I like this venn diagram very much, an interesting post that made a lot of sense to me.
Athletics, Violence and Magic: some thoughts for Martial Arts.
“It is essential when trying to get to the top to use proven equipment; only when you are on level terms with the best can you afford to experiment with your own ideas. If you can’t fathom out what is the best equipment, because the top people all seem to have different ideas, then spend time talking to them and find out why the use what they do.” – Lawrie Smith in Tuning your Dinghy
An outsider may see martial arts as skillful athletic violence, so skillful it look like magic or trickery. There may be other qualities the novice may attribute to the martial artist. By looking at disciplines that combine these qualities, and their elite practitioners, we can learn something for our own training.
A brief description of these:
An athlete trains their body to be capable of amazing physical feats. These abilities are usually externally verified through competition with similarly trained rivals.
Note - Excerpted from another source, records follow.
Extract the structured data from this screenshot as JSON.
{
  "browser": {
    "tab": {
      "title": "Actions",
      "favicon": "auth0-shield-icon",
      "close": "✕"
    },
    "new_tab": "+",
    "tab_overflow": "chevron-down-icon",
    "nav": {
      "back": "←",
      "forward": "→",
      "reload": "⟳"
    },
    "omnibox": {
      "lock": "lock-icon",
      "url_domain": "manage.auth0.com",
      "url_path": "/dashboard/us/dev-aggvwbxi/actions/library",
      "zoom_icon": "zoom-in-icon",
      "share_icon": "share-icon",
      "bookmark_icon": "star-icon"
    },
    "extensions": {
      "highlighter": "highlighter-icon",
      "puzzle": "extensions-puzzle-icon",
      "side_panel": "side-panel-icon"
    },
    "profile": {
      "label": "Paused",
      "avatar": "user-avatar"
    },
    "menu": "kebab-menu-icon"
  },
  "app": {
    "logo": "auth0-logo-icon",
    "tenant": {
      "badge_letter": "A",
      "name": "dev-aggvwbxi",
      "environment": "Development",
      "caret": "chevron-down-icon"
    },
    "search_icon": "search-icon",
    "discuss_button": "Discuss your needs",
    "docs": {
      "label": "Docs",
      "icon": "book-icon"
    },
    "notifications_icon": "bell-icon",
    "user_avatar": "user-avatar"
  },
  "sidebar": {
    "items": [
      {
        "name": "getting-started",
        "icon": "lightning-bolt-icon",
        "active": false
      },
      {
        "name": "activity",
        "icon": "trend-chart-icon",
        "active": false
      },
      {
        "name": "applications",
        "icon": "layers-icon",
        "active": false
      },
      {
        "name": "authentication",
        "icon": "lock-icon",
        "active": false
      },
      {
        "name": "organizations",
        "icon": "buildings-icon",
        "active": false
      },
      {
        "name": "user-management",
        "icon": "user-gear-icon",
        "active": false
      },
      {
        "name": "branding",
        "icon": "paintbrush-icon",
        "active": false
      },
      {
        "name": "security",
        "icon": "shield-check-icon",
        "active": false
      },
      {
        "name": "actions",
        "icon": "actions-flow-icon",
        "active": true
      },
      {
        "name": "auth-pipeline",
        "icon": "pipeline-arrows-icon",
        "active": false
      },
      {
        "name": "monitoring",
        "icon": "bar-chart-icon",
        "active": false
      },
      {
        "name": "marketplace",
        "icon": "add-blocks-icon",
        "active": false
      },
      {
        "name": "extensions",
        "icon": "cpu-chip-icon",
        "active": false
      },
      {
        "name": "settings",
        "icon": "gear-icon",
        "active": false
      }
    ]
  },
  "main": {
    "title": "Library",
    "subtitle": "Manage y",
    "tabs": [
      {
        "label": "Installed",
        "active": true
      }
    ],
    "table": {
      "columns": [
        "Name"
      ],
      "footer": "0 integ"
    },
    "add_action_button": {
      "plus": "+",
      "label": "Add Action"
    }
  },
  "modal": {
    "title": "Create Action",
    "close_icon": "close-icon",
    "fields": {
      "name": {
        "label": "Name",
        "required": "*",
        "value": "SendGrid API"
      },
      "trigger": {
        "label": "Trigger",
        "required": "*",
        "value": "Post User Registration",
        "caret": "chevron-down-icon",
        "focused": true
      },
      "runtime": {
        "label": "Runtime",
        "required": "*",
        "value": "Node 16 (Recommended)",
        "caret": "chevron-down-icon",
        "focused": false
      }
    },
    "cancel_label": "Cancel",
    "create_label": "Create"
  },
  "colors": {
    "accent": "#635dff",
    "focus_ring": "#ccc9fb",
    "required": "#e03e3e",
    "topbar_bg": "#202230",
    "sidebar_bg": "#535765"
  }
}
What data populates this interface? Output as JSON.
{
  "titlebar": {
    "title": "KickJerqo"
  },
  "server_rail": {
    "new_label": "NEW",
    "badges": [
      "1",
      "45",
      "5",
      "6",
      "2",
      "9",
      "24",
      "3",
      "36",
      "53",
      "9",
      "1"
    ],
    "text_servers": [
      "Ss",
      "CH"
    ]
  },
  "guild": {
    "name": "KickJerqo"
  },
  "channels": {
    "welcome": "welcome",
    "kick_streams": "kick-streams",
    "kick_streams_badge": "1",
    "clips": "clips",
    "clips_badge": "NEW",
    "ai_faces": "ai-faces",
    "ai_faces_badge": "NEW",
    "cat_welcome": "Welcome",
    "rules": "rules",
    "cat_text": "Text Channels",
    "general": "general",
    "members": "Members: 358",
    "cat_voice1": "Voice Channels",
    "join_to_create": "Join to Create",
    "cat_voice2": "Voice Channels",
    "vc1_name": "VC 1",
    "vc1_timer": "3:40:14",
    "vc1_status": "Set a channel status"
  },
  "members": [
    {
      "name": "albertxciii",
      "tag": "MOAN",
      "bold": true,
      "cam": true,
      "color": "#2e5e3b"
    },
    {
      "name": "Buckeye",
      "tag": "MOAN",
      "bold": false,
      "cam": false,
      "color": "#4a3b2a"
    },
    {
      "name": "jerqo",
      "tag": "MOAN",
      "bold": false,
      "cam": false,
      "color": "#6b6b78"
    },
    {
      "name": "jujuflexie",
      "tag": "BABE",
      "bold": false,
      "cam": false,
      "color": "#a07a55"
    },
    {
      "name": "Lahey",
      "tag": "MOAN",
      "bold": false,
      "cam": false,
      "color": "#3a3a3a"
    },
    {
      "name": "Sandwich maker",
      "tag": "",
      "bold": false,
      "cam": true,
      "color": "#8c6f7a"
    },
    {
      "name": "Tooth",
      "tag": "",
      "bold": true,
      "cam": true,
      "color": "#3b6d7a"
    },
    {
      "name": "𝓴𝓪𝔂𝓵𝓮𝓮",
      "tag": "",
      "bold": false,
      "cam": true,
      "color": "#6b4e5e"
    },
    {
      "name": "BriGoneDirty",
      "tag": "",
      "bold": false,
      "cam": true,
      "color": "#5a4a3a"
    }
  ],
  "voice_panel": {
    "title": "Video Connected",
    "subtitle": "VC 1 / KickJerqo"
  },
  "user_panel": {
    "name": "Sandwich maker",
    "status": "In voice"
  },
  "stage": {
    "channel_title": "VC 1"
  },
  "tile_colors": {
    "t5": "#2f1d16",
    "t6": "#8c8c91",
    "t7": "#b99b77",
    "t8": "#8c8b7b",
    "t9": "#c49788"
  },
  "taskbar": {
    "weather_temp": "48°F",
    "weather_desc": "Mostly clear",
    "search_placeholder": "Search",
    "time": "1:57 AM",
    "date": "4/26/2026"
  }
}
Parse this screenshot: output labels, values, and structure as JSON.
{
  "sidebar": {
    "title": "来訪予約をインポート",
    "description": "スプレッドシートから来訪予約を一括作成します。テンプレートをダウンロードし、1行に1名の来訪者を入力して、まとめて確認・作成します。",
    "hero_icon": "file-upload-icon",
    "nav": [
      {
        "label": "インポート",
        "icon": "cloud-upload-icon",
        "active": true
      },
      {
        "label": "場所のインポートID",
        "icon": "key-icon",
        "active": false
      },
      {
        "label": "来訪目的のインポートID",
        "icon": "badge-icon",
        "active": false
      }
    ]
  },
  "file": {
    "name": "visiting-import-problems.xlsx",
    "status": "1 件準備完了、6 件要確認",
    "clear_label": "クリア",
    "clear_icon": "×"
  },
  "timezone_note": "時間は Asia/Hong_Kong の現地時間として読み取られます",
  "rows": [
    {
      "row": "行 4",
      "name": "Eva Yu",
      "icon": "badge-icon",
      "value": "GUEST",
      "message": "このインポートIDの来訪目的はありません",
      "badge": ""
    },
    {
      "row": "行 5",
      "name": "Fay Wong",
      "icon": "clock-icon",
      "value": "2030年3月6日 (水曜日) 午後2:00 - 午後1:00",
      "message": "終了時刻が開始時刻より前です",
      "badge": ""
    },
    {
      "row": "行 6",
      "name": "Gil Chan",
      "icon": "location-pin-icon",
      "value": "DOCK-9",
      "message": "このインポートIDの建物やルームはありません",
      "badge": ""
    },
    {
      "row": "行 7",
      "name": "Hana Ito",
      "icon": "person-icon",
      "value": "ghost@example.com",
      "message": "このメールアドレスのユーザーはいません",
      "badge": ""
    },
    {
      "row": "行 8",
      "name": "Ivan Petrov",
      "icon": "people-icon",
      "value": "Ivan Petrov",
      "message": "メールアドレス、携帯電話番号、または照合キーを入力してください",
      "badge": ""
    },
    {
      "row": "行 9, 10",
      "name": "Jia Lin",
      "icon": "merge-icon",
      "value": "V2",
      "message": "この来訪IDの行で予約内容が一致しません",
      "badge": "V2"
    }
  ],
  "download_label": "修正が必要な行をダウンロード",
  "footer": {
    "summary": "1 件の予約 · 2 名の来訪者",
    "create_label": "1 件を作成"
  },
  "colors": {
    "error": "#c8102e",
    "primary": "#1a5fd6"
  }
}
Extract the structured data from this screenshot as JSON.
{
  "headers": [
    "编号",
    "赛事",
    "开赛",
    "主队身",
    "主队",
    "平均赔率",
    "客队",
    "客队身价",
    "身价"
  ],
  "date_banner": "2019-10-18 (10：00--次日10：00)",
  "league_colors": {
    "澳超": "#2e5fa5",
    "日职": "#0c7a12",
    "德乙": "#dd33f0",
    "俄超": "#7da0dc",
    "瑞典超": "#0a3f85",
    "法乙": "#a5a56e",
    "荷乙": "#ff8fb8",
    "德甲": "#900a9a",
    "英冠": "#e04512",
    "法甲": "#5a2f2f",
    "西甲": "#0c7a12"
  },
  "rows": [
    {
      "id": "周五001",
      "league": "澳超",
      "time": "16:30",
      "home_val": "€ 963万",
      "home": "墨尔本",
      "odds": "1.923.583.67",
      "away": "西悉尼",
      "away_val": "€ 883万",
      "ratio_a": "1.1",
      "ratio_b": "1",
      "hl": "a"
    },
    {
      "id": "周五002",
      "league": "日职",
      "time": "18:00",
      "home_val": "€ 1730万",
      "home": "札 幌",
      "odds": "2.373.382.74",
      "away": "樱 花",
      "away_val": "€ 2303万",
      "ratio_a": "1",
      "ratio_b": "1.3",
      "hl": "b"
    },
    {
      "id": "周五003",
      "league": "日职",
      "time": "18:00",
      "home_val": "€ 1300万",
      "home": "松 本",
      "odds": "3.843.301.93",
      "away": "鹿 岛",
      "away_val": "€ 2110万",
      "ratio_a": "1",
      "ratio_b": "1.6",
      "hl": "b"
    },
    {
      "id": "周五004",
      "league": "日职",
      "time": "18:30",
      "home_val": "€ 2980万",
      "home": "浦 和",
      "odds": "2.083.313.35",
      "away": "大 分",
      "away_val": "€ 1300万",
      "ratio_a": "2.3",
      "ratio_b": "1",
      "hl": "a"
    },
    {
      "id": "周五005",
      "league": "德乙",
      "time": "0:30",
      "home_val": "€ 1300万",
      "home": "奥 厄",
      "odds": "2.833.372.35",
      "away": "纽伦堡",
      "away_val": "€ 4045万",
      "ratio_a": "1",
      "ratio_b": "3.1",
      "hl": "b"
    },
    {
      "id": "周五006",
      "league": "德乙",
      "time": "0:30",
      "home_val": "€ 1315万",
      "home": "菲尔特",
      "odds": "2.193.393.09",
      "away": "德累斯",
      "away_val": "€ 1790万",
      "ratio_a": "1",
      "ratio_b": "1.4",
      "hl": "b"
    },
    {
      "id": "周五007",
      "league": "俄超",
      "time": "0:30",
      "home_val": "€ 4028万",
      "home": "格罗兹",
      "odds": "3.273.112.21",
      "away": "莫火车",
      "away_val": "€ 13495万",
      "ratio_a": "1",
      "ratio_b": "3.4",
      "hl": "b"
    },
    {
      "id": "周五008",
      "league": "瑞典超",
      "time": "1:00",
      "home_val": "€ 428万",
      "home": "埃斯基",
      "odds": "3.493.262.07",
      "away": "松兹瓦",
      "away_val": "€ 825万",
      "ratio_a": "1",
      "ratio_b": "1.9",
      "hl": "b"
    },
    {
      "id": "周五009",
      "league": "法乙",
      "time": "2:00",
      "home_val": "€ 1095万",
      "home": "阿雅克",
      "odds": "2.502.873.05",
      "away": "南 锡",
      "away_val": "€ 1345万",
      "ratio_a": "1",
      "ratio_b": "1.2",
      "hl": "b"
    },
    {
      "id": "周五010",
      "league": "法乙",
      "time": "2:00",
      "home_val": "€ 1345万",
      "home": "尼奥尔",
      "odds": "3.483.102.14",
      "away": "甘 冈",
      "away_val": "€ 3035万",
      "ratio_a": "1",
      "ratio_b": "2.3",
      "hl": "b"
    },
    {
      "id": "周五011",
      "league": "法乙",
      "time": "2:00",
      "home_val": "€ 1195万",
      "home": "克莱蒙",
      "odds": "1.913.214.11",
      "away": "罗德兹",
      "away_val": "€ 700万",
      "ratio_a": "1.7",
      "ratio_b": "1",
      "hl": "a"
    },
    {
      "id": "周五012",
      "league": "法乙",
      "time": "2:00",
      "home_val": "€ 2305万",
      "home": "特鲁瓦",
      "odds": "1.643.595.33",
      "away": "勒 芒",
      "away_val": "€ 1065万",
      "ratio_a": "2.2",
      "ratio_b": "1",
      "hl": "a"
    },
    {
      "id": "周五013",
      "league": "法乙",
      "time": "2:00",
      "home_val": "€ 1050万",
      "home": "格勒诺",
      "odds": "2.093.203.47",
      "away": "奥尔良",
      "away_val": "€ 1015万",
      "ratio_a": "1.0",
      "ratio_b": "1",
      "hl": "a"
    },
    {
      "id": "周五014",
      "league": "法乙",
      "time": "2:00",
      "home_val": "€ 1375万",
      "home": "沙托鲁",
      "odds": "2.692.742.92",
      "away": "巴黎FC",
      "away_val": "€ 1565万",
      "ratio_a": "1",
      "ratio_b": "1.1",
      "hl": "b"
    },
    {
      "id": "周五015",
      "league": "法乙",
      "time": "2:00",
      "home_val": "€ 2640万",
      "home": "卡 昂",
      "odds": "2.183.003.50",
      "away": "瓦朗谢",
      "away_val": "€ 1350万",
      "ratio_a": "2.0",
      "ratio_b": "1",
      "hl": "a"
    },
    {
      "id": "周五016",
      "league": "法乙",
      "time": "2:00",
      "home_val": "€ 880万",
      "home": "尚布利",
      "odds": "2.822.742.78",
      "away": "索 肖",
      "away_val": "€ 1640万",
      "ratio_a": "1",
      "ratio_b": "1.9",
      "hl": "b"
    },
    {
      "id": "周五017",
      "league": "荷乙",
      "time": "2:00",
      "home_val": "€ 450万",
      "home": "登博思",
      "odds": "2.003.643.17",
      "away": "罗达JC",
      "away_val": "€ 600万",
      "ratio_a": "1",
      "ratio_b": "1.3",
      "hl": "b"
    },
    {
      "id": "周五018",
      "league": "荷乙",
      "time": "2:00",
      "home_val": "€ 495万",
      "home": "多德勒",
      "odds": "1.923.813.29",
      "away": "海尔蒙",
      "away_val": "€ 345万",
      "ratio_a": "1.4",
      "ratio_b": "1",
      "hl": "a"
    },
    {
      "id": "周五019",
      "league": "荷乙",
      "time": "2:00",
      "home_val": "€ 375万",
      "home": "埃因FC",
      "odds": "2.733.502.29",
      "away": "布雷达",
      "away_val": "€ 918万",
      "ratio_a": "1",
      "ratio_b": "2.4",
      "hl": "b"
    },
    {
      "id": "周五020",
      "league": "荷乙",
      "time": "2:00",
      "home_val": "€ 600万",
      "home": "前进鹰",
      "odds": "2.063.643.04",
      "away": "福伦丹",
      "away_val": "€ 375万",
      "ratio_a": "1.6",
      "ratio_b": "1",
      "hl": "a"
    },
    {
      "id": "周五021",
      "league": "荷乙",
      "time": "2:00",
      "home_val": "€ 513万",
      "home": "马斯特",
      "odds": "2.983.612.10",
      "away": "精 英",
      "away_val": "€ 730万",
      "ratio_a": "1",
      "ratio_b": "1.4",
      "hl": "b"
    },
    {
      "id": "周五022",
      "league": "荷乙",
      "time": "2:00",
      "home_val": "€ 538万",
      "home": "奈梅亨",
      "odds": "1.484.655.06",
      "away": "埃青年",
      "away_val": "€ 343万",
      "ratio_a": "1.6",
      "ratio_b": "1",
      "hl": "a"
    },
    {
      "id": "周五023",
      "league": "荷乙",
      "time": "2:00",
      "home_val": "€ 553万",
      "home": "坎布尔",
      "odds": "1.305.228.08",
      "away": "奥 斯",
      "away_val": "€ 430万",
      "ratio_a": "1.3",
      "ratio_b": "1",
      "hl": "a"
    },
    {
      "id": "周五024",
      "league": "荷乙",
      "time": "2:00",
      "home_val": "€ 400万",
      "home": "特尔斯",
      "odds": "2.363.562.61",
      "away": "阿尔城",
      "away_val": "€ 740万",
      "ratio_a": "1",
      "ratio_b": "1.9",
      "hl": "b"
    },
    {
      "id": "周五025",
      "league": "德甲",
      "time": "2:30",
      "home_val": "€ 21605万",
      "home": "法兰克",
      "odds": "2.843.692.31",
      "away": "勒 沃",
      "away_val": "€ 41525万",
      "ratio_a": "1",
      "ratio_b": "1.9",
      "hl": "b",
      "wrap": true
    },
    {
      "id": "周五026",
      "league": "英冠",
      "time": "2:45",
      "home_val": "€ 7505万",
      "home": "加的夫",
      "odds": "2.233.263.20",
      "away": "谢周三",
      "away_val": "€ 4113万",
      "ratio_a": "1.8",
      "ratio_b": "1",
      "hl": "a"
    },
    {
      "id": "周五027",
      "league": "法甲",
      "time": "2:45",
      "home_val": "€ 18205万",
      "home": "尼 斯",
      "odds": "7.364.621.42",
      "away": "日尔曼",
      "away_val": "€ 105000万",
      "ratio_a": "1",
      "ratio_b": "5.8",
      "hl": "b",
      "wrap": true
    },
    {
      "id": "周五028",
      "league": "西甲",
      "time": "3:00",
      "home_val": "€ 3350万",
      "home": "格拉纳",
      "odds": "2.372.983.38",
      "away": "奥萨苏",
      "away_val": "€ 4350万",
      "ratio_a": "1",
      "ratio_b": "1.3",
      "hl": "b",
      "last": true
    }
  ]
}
The conjuror carefully controls what their audience concentrates on. They then reveal unexpected realities.
The combatant incapacitates their adversary.
The illusions are created with physical skill e.g. synchronised swimming, gymnastics, break-dancing, mime and contortionism. Exhibition style martial arts like XMA , tricking and Wushu fall into this catagory.
The athletes compete in codified violence, trickery and deception is discouraged. ”Rock ‘em sock ‘em” style boxing or milling (The partners square up and exchange blows, boxing tactic not allowed) fall under this heading. .
The practitioner relies on escalation of force or some other “silver bullet” while athletic ability is ignored.
Magical athletic violence:
The warrior should have all of these qualities (my apologies for this cringe worthy word).
Source – Kevin Morrison’s blog